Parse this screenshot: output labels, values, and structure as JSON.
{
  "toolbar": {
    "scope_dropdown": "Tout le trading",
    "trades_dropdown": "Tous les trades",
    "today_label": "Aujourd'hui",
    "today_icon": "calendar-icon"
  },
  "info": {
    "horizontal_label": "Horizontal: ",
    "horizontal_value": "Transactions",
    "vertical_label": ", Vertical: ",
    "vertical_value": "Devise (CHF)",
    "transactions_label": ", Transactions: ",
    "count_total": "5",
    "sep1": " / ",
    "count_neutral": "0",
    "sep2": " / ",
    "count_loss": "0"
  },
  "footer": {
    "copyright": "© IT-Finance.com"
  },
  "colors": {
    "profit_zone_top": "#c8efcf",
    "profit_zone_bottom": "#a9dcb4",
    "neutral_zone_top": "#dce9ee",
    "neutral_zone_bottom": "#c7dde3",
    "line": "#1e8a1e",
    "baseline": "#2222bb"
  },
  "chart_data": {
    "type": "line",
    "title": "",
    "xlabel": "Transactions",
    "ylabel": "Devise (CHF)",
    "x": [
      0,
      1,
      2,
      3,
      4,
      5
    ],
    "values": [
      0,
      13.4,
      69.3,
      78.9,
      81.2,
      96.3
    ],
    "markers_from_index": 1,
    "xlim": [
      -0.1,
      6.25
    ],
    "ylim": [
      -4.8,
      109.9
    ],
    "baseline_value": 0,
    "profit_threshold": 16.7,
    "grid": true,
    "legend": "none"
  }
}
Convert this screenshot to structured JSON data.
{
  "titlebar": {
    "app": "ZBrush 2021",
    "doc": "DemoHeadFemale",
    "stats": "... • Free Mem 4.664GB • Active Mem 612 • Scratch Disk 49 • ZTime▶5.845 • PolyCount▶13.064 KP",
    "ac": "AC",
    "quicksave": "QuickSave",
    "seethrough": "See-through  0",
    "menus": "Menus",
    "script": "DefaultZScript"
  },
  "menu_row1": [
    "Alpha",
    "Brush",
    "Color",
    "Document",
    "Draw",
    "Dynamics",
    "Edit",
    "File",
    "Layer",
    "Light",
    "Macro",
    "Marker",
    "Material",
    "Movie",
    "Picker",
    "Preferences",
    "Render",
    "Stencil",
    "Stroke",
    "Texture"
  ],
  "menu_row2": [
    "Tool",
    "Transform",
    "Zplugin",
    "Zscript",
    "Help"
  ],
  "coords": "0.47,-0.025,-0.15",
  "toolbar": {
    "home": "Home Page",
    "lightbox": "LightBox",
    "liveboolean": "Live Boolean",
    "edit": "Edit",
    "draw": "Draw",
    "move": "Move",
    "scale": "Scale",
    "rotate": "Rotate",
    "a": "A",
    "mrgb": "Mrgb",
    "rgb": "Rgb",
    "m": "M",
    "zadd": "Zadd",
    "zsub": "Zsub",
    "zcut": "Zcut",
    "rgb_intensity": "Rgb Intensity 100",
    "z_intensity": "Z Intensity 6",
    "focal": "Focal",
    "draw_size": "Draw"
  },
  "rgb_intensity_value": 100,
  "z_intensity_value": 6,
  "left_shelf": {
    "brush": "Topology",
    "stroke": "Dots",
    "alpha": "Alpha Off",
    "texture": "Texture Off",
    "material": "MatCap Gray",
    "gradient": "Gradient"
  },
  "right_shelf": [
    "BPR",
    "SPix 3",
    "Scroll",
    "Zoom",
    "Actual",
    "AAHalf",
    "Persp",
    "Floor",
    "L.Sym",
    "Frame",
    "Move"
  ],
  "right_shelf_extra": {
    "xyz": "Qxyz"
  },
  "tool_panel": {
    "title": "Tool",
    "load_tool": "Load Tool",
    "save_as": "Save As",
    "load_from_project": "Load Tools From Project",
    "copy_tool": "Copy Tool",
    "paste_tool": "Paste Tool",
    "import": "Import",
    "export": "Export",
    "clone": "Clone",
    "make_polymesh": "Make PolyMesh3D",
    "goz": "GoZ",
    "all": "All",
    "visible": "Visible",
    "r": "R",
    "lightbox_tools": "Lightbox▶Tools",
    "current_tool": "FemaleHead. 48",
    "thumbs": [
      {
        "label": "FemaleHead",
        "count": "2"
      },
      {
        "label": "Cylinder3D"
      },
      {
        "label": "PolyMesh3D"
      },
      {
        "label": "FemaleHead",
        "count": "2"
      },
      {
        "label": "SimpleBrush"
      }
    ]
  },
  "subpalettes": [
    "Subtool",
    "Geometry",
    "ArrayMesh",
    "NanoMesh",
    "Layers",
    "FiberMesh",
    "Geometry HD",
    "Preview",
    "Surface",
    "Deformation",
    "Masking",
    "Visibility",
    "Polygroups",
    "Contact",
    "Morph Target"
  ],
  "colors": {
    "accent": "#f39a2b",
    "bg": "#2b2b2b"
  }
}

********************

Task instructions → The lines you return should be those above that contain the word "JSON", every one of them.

Result →
Parse this screenshot: output labels, values, and structure as JSON.
Convert this screenshot to structured JSON data.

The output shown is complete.